Reproduce the data in its entirety, exactly as written.

++++ Raw data

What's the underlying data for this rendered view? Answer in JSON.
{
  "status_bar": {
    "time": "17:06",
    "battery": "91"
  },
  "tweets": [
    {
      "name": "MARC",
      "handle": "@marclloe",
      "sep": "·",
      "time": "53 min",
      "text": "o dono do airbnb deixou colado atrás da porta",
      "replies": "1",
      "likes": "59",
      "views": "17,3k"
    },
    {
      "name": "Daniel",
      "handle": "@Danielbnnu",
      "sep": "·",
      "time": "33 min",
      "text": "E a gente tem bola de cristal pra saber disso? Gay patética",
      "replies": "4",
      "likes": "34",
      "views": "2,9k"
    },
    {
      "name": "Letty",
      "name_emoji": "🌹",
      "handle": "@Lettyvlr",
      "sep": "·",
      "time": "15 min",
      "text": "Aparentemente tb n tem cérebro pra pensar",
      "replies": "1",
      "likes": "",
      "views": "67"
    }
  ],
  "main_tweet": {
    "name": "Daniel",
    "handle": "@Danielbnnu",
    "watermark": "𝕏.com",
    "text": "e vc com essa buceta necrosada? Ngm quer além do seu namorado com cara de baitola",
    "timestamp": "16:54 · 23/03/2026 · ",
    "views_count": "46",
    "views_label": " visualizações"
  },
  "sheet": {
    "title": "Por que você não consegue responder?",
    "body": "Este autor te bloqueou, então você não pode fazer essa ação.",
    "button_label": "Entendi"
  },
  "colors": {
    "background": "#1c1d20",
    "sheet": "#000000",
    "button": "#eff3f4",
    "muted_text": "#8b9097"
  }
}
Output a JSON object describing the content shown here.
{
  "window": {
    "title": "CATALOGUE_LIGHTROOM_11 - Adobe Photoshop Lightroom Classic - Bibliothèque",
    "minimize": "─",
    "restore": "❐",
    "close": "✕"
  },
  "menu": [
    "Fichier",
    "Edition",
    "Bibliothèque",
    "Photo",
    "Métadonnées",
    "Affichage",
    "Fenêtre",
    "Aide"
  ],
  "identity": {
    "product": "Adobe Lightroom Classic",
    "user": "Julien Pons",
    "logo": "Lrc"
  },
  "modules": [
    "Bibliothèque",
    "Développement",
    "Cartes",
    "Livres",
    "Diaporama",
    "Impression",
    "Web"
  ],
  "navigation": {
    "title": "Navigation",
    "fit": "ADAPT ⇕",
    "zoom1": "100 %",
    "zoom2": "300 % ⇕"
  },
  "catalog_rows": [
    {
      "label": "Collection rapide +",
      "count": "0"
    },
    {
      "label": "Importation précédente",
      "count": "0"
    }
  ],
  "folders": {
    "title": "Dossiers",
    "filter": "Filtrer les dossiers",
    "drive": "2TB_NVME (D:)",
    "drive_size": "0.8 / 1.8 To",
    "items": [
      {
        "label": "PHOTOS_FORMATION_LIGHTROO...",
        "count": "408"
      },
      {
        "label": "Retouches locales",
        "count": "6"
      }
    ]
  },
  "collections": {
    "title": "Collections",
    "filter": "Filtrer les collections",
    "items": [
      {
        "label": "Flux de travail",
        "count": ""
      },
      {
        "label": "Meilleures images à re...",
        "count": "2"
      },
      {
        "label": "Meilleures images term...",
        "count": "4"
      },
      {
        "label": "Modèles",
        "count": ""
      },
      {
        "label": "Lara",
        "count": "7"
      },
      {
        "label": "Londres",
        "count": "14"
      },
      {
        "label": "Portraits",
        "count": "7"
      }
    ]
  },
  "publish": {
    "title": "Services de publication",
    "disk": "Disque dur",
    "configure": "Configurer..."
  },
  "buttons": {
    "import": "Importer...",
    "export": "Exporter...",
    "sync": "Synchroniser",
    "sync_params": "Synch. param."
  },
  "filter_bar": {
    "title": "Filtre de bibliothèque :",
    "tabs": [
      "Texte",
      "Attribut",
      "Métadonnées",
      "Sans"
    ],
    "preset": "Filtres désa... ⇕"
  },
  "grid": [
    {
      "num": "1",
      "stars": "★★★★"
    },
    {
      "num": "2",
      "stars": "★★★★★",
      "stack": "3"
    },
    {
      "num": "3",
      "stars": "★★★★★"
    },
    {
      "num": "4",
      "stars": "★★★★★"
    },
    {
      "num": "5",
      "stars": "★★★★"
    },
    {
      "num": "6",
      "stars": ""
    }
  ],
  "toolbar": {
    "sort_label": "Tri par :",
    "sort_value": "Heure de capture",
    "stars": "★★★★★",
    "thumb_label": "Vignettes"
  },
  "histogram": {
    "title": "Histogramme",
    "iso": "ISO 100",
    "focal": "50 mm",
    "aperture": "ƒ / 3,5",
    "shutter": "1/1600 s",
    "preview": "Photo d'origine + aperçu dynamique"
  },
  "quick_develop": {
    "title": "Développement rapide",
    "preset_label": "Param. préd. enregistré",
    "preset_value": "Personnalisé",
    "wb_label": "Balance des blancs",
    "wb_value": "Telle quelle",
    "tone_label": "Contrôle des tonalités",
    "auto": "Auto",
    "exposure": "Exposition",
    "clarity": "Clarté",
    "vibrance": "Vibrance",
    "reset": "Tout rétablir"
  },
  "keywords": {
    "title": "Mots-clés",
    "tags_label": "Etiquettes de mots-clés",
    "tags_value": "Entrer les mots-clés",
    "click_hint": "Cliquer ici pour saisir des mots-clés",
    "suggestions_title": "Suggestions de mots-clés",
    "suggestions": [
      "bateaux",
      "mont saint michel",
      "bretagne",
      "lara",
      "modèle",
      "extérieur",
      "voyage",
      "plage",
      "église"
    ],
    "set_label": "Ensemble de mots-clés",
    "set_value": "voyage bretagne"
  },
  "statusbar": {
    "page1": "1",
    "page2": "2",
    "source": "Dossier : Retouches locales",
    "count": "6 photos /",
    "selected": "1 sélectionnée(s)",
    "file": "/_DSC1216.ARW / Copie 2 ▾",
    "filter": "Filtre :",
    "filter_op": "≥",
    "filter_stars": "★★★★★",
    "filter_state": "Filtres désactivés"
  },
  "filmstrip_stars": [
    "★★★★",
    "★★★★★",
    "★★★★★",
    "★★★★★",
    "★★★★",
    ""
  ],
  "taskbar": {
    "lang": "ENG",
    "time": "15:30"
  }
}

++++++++

Output
What's the underlying data for this rendered view? Answer in JSON.
{
  "status_bar": {
    "time": "17:06",
    "battery": "91"
  },
  "tweets": [
    {
      "name": "MARC",
      "handle": "@marclloe",
      "sep": "·",
      "time": "53 min",
      "text": "o dono do airbnb deixou colado atrás da porta",
      "replies": "1",
      "likes": "59",
      "views": "17,3k"
    },
    {
      "name": "Daniel",
      "handle": "@Danielbnnu",
      "sep": "·",
      "time": "33 min",
      "text": "E a gente tem bola de cristal pra saber disso? Gay patética",
      "replies": "4",
      "likes": "34",
      "views": "2,9k"
    },
    {
      "name": "Letty",
      "name_emoji": "🌹",
      "handle": "@Lettyvlr",
      "sep": "·",
      "time": "15 min",
      "text": "Aparentemente tb n tem cérebro pra pensar",
      "replies": "1",
      "likes": "",
      "views": "67"
    }
  ],
  "main_tweet": {
    "name": "Daniel",
    "handle": "@Danielbnnu",
    "watermark": "𝕏.com",
    "text": "e vc com essa buceta necrosada? Ngm quer além do seu namorado com cara de baitola",
    "timestamp": "16:54 · 23/03/2026 · ",
    "views_count": "46",
    "views_label": " visualizações"
  },
  "sheet": {
    "title": "Por que você não consegue responder?",
    "body": "Este autor te bloqueou, então você não pode fazer essa ação.",
    "button_label": "Entendi"
  },
  "colors": {
    "background": "#1c1d20",
    "sheet": "#000000",
    "button": "#eff3f4",
    "muted_text": "#8b9097"
  }
}
Output a JSON object describing the content shown here.
{
  "window": {
    "title": "CATALOGUE_LIGHTROOM_11 - Adobe Photoshop Lightroom Classic - Bibliothèque",
    "minimize": "─",
    "restore": "❐",
    "close": "✕"
  },
  "menu": [
    "Fichier",
    "Edition",
    "Bibliothèque",
    "Photo",
    "Métadonnées",
    "Affichage",
    "Fenêtre",
    "Aide"
  ],
  "identity": {
    "product": "Adobe Lightroom Classic",
    "user": "Julien Pons",
    "logo": "Lrc"
  },
  "modules": [
    "Bibliothèque",
    "Développement",
    "Cartes",
    "Livres",
    "Diaporama",
    "Impression",
    "Web"
  ],
  "navigation": {
    "title": "Navigation",
    "fit": "ADAPT ⇕",
    "zoom1": "100 %",
    "zoom2": "300 % ⇕"
  },
  "catalog_rows": [
    {
      "label": "Collection rapide +",
      "count": "0"
    },
    {
      "label": "Importation précédente",
      "count": "0"
    }
  ],
  "folders": {
    "title": "Dossiers",
    "filter": "Filtrer les dossiers",
    "drive": "2TB_NVME (D:)",
    "drive_size": "0.8 / 1.8 To",
    "items": [
      {
        "label": "PHOTOS_FORMATION_LIGHTROO...",
        "count": "408"
      },
      {
        "label": "Retouches locales",
        "count": "6"
      }
    ]
  },
  "collections": {
    "title": "Collections",
    "filter": "Filtrer les collections",
    "items": [
      {
        "label": "Flux de travail",
        "count": ""
      },
      {
        "label": "Meilleures images à re...",
        "count": "2"
      },
      {
        "label": "Meilleures images term...",
        "count": "4"
      },
      {
        "label": "Modèles",
        "count": ""
      },
      {
        "label": "Lara",
        "count": "7"
      },
      {
        "label": "Londres",
        "count": "14"
      },
      {
        "label": "Portraits",
        "count": "7"
      }
    ]
  },
  "publish": {
    "title": "Services de publication",
    "disk": "Disque dur",
    "configure": "Configurer..."
  },
  "buttons": {
    "import": "Importer...",
    "export": "Exporter...",
    "sync": "Synchroniser",
    "sync_params": "Synch. param."
  },
  "filter_bar": {
    "title": "Filtre de bibliothèque :",
    "tabs": [
      "Texte",
      "Attribut",
      "Métadonnées",
      "Sans"
    ],
    "preset": "Filtres désa... ⇕"
  },
  "grid": [
    {
      "num": "1",
      "stars": "★★★★"
    },
    {
      "num": "2",
      "stars": "★★★★★",
      "stack": "3"
    },
    {
      "num": "3",
      "stars": "★★★★★"
    },
    {
      "num": "4",
      "stars": "★★★★★"
    },
    {
      "num": "5",
      "stars": "★★★★"
    },
    {
      "num": "6",
      "stars": ""
    }
  ],
  "toolbar": {
    "sort_label": "Tri par :",
    "sort_value": "Heure de capture",
    "stars": "★★★★★",
    "thumb_label": "Vignettes"
  },
  "histogram": {
    "title": "Histogramme",
    "iso": "ISO 100",
    "focal": "50 mm",
    "aperture": "ƒ / 3,5",
    "shutter": "1/1600 s",
    "preview": "Photo d'origine + aperçu dynamique"
  },
  "quick_develop": {
    "title": "Développement rapide",
    "preset_label": "Param. préd. enregistré",
    "preset_value": "Personnalisé",
    "wb_label": "Balance des blancs",
    "wb_value": "Telle quelle",
    "tone_label": "Contrôle des tonalités",
    "auto": "Auto",
    "exposure": "Exposition",
    "clarity": "Clarté",
    "vibrance": "Vibrance",
    "reset": "Tout rétablir"
  },
  "keywords": {
    "title": "Mots-clés",
    "tags_label": "Etiquettes de mots-clés",
    "tags_value": "Entrer les mots-clés",
    "click_hint": "Cliquer ici pour saisir des mots-clés",
    "suggestions_title": "Suggestions de mots-clés",
    "suggestions": [
      "bateaux",
      "mont saint michel",
      "bretagne",
      "lara",
      "modèle",
      "extérieur",
      "voyage",
      "plage",
      "église"
    ],
    "set_label": "Ensemble de mots-clés",
    "set_value": "voyage bretagne"
  },
  "statusbar": {
    "page1": "1",
    "page2": "2",
    "source": "Dossier : Retouches locales",
    "count": "6 photos /",
    "selected": "1 sélectionnée(s)",
    "file": "/_DSC1216.ARW / Copie 2 ▾",
    "filter": "Filtre :",
    "filter_op": "≥",
    "filter_stars": "★★★★★",
    "filter_state": "Filtres désactivés"
  },
  "filmstrip_stars": [
    "★★★★",
    "★★★★★",
    "★★★★★",
    "★★★★★",
    "★★★★",
    ""
  ],
  "taskbar": {
    "lang": "ENG",
    "time": "15:30"
  }
}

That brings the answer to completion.